====== Given entries ======
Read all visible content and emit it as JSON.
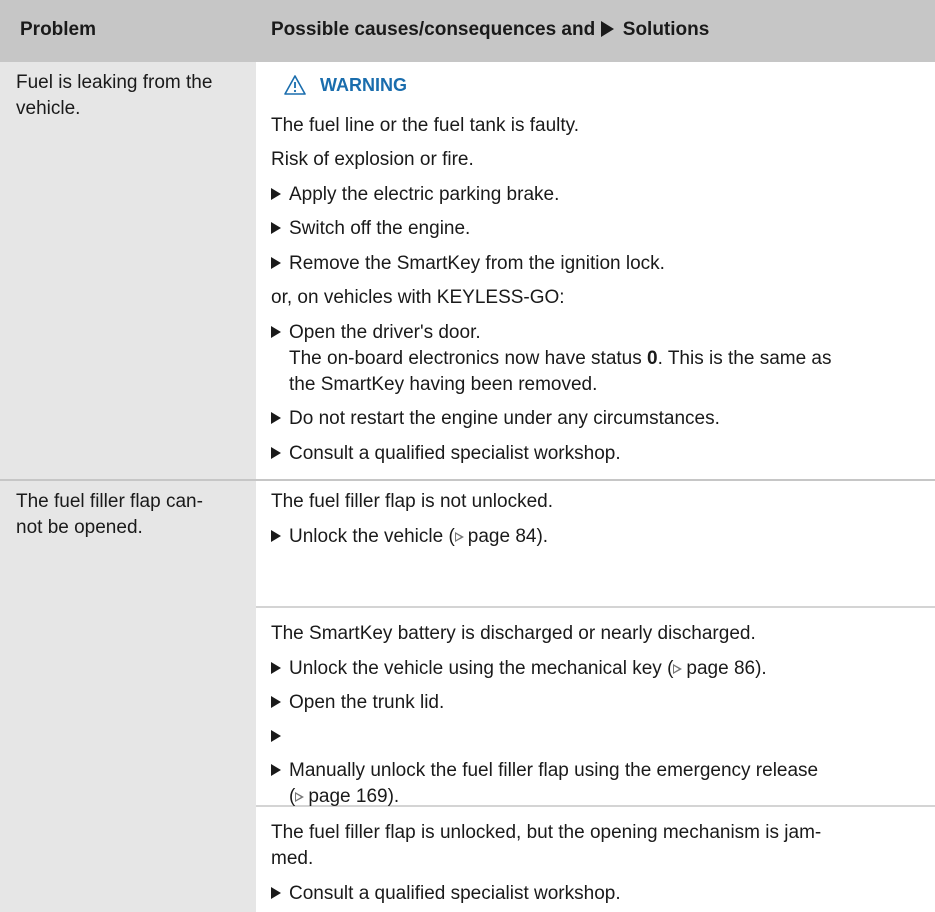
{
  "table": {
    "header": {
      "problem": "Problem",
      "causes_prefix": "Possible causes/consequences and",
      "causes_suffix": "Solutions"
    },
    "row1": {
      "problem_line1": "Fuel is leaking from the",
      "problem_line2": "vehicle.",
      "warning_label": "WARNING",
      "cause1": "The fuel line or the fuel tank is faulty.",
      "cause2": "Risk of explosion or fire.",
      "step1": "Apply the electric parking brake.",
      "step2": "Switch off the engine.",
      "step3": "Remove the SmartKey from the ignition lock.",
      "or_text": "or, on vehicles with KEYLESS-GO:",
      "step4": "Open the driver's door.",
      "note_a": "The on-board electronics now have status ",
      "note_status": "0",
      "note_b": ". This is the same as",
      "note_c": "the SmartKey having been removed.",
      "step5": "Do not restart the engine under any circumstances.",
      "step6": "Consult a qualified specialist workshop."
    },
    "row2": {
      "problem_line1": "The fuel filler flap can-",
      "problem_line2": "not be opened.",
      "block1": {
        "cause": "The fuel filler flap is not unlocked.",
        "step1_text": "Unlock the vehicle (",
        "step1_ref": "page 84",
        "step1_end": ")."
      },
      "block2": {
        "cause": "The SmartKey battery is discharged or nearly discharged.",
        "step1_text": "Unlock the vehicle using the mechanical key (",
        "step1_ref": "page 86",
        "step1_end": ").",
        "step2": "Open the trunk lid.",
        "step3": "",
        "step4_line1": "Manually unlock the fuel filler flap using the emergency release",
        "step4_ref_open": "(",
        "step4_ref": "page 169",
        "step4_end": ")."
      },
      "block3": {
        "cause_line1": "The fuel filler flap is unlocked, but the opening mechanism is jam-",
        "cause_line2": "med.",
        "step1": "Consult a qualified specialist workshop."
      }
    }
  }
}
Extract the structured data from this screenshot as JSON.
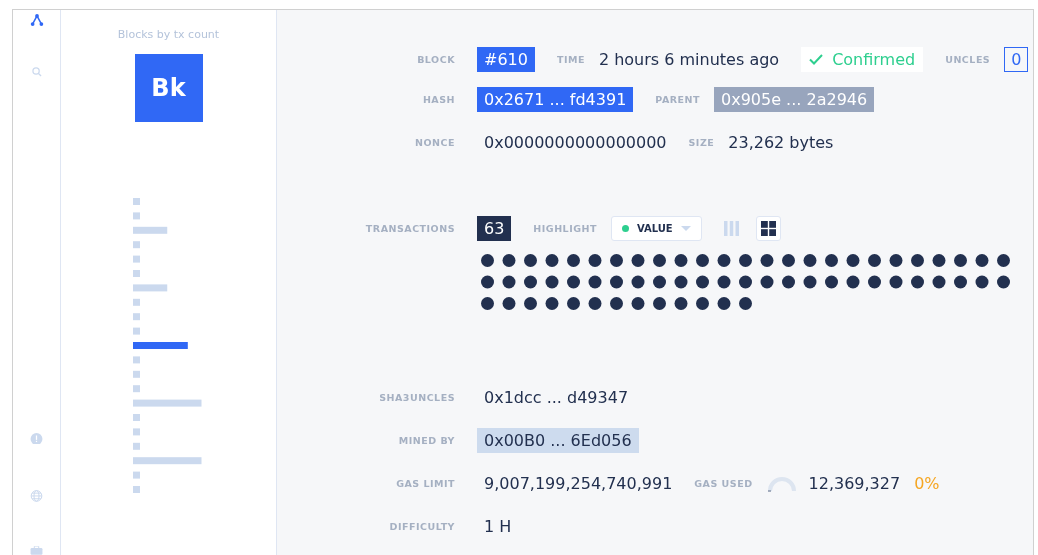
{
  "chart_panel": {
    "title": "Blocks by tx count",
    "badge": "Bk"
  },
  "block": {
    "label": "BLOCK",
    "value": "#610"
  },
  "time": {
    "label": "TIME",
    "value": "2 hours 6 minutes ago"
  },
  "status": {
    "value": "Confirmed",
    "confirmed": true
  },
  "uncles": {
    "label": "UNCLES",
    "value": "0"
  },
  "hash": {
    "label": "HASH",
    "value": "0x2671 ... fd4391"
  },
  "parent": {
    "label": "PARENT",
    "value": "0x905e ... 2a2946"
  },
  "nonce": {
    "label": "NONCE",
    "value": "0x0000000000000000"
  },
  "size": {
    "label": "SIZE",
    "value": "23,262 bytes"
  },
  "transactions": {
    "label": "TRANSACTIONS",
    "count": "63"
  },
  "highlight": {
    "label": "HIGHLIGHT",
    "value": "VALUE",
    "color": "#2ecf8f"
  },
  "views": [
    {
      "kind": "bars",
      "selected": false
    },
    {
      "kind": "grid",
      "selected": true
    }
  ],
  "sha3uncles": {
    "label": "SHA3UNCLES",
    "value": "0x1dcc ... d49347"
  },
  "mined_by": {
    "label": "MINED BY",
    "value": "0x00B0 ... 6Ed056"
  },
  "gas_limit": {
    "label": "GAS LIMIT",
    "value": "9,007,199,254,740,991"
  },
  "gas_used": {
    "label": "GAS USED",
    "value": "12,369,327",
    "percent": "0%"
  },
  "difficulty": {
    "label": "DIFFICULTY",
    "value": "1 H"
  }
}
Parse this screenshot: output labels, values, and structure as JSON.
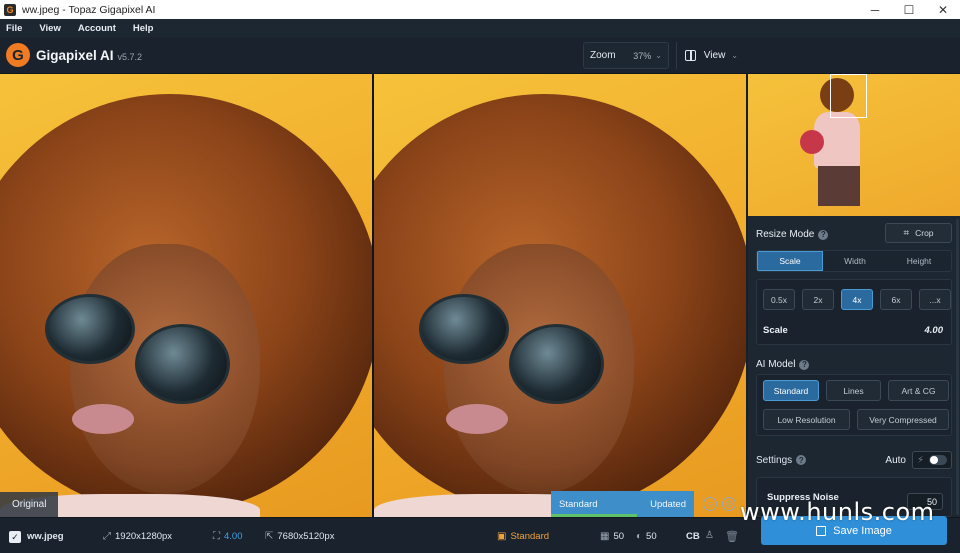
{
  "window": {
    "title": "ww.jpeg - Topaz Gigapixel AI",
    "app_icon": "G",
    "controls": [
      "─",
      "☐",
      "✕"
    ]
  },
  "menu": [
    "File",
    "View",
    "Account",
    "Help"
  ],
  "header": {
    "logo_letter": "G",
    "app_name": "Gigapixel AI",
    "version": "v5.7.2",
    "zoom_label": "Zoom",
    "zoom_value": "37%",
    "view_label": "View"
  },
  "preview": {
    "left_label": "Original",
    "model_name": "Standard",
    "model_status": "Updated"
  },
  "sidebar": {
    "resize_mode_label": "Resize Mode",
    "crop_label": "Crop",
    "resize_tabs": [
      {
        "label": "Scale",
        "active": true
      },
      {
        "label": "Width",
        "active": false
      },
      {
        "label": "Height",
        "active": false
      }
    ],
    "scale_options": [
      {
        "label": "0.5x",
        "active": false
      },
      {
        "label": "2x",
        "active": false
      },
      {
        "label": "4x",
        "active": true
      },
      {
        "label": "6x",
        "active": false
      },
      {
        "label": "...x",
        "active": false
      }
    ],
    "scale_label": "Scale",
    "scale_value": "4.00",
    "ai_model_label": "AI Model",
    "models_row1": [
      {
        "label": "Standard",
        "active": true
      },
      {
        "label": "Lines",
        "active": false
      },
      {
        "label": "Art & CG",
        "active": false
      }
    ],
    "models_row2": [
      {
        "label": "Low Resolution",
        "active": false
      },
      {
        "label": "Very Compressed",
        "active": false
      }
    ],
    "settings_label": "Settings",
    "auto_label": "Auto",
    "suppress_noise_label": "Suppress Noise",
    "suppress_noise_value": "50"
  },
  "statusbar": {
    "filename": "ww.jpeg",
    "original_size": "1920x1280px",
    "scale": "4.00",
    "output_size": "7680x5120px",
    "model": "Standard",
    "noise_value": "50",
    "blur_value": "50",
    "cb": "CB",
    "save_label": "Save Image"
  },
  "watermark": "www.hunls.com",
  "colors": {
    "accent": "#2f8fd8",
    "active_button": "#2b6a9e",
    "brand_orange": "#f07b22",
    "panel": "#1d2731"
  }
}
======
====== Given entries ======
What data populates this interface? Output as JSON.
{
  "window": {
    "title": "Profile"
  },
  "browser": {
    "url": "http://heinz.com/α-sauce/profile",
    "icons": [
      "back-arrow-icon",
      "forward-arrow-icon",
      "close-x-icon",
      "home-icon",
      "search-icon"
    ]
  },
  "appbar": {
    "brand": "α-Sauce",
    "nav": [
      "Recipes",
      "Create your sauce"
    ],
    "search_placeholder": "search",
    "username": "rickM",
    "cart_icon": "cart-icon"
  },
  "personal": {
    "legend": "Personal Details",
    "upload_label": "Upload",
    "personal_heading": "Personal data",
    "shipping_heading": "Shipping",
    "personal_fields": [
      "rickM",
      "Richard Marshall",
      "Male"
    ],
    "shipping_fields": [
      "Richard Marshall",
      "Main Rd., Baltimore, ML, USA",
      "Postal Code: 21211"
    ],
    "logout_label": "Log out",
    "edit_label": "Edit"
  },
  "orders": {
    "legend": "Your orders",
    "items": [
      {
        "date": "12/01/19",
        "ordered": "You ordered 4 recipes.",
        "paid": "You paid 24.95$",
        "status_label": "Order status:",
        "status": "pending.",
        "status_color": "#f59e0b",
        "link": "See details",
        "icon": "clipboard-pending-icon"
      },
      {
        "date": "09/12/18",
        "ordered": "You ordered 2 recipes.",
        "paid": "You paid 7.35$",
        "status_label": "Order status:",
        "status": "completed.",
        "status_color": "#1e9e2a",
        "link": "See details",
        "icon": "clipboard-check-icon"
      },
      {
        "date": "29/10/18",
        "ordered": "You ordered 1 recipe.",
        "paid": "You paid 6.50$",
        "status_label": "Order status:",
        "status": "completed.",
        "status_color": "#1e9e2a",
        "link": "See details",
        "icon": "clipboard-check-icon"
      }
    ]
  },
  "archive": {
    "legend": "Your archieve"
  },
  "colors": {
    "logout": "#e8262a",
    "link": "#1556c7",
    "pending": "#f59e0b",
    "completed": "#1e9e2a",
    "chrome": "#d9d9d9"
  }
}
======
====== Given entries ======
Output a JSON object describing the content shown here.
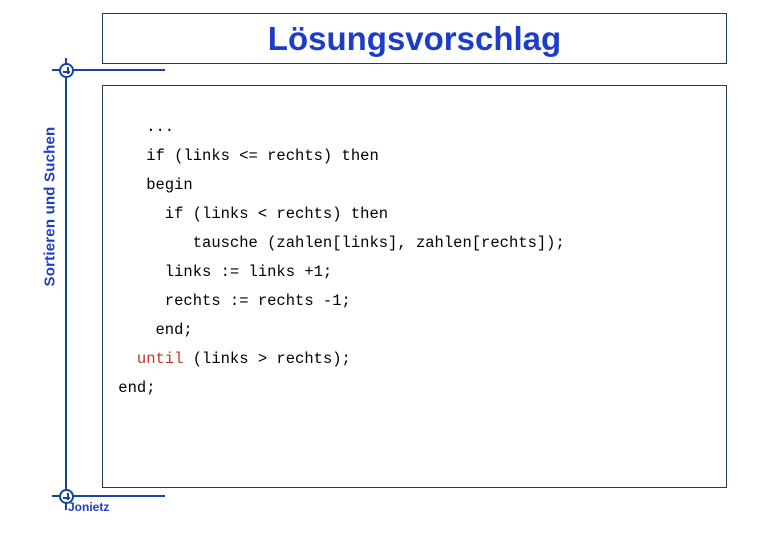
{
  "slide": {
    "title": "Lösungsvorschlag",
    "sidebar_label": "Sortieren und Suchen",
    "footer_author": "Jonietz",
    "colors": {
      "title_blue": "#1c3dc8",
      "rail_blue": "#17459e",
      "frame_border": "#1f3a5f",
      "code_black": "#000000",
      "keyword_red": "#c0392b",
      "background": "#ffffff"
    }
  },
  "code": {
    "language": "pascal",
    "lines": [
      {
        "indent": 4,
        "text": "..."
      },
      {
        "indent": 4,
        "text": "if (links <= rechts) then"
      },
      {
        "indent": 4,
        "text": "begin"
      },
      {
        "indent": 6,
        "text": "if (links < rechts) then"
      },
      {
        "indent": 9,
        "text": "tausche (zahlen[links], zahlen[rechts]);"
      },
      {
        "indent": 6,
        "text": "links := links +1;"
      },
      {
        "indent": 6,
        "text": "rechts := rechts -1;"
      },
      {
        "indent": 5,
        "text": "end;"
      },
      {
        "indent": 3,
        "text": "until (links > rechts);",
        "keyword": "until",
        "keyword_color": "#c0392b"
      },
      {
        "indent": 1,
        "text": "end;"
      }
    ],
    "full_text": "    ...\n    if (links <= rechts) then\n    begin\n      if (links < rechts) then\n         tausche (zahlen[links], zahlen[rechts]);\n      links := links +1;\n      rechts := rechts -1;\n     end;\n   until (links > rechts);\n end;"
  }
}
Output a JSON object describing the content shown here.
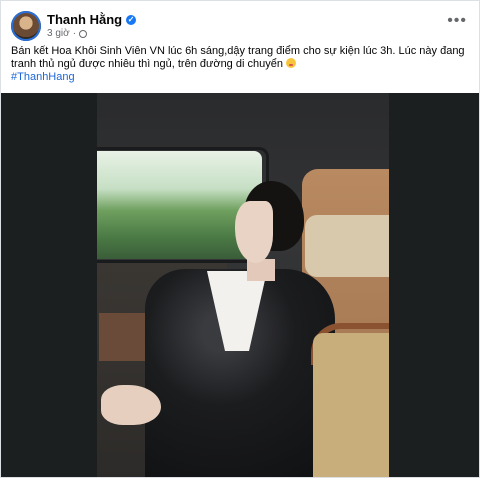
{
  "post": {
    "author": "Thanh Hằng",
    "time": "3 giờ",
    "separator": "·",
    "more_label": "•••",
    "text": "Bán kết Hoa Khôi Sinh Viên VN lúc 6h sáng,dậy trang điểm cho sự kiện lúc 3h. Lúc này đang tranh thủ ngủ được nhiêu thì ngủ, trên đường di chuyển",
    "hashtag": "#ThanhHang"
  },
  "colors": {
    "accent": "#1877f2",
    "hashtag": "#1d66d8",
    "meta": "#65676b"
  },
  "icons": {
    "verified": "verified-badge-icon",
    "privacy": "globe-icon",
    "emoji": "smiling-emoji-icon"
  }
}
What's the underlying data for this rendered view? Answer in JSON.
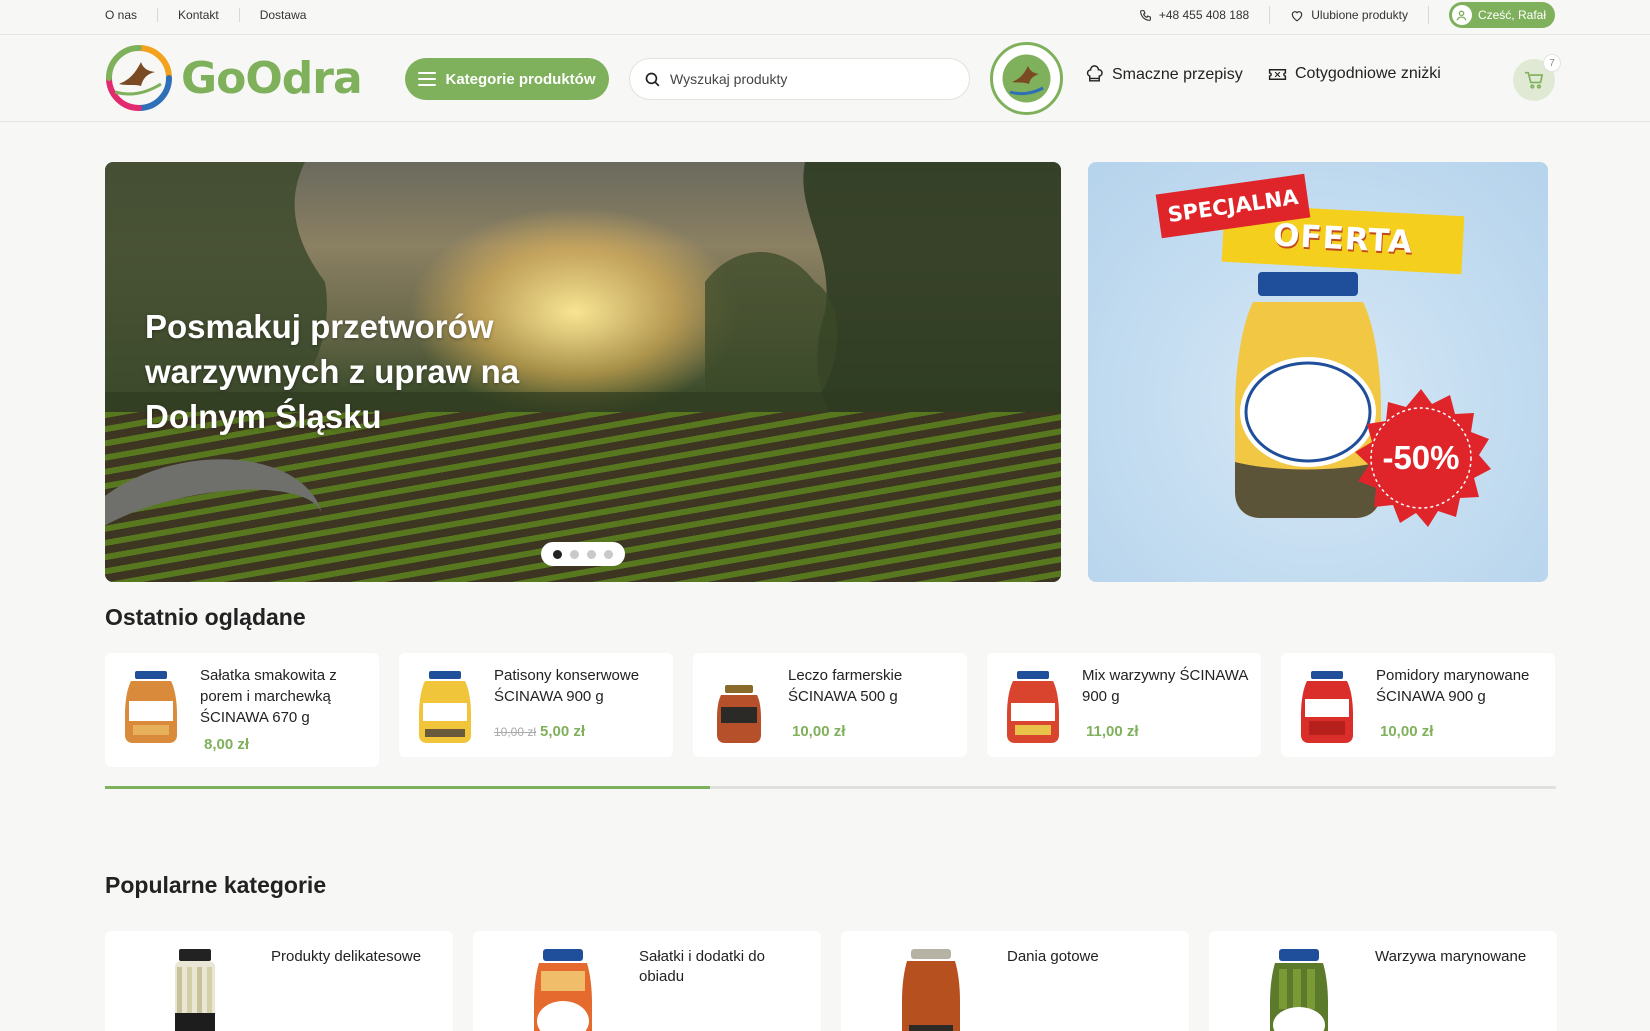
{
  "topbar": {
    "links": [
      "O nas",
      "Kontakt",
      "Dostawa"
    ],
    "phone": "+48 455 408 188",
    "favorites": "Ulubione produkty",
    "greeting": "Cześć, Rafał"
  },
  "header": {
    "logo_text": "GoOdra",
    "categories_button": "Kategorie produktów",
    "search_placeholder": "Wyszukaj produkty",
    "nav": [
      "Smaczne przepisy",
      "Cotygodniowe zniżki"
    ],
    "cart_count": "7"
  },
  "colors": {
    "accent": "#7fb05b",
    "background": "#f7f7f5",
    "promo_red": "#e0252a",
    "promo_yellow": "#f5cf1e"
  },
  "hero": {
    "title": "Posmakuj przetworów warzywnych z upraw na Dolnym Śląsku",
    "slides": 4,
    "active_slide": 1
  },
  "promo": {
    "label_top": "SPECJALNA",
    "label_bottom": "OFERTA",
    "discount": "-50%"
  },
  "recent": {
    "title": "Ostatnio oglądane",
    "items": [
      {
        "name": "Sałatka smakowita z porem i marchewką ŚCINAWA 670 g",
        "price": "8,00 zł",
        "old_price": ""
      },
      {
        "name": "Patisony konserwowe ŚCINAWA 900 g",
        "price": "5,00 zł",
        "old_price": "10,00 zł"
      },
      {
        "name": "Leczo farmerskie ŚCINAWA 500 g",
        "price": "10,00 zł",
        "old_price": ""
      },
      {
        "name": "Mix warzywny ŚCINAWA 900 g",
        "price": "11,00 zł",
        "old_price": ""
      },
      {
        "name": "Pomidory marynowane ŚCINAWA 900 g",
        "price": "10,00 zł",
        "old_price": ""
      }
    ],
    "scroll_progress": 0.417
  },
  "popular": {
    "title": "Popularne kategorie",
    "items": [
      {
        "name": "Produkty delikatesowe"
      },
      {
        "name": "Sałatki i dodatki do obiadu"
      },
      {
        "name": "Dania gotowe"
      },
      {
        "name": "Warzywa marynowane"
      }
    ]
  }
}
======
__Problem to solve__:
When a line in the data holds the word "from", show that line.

__Response below__:
      "problem_line1": "Fuel is leaking from the",
      "step3": "Remove the SmartKey from the ignition lock.",
Extract the structured data from this screenshot as JSON.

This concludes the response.